Haïti Priorise: Education interventions, Rabbani
Description of the Problem
Investment in education is essential for Haiti to lift incomes and fight poverty. Children typically start primary school two years late. Fewer than 60 percent reach the last grade of primary school. Many children in school learn little. And nearly half of adults never attended school. Unemployment is high, especially among uneducated young people.
- Two-Year Early Childhood Interventions at the Pre-Primary Phase
- Teaching children at the right level
- Conditional Cash Transfers for Secondary Level Children
Summary of the BCR
|Two-Year Early Childhood Interventions at the Pre-Primary Phase||114.53 billion gourdes||6.93 billion gourdes||17|
|Teaching children at the right level||235.30 billion gourdes||26.75 billion gourdes||9|

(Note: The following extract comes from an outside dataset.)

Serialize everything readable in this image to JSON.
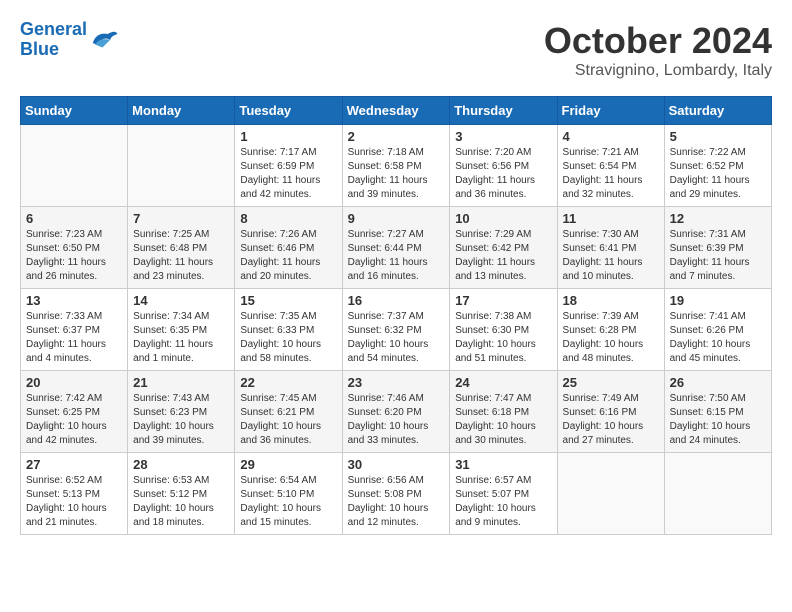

|Conditional Cash Transfer for Secondary Level Children||88.7 billion gourdes||16.4 billion gourdes||5|
All figures use a 5% discount rate
Two-Year Early Childhood Interventions at the Pre-Primary Phase
Early childhood education creates lifelong effects for the children who receive it. It lifts incomes substantially, decreases the chance of incarceration, and reduces the impact of negative things like nutritional deficiencies. The proposal is for a simple policy where Haitian children aged 4-5 years old at the pre-primary school level receive early childhood education for two years in small groups of 25. Each group requires two trained ECE facilitators along with a helper. Although called “education”, the intervention includes teacher-led activities involving toys and the development of social skills through games.
Currently, Haiti has about 516,000 children aged 4 and 5 years. It seems feasible to reach about half of this population, or around 258,000 children per year.
This would cost 5,500 gourdes ($79) per student per year. This intervention increases the chances that children will spend more time in schooling later, so we need to consider that cost, too. This gives us a total cost per year of 6.9 billion gourdes ($100 million).
Based on a famous, long-term research experiment in Jamaica, there is good evidence that such a policy will lead to an increase of 35 percent in earnings for the children, from the age they start working at around 16. For someone earning today’s average of around 63,000 gourdes ($910), it would mean an additional 22,000 gourdes ($318) per year. For one cohort of children, that adds up to about 115 billion gourdes ($1.6 billion) in today’s money.
Teaching children at the right level
While it is important to start investing in education as early as possible, it is also important to continue the investment later. Haiti has made progress promoting school attendance. An important additional area of focus could be lifting the quality of primary education.
In Kenya and India, putting students into groups according to their learning level has improved performance.
This requires students to be tracked according to their achievement levels (as measured through, say, test scores in language or mathematics), grouped, and put into special classes alongside their regular classes..
The program would target about 870 thousand children in primary school.
The costs would add up to about 27 billion gourdes ($390 million).
This is expected to lift incomes when children grow up, by about 12,000 gourdes ($170) a year, leading to benefits worth 235 billion gourdes ($3.3 billion). So every gourde spent would generate benefits worth nine gourdes.
Conditional Cash Transfers for Secondary Level Children
Using payments to parents to prevent their children dropping out of secondary school. These are known as ‘conditional cash transfers.’ Among the children who start sixth grade, only 30 percent eventually finish.
It would cost 8,300 gourdes ($120) per child to the poorest households, for students between the ages of 11 and 15, if they stay in school. The program would cost around 31,000 ($550) gourdes per child over five years, from both payments and extra schooling costs. For the complete program, the cost is 16 billion gourdes ($230 million).
On average, this would lead to one extra year of schooling for each student, which means an income boost, along with the help to the poorest families. In total, the benefits are worth 5 gourdes for every gourde spent.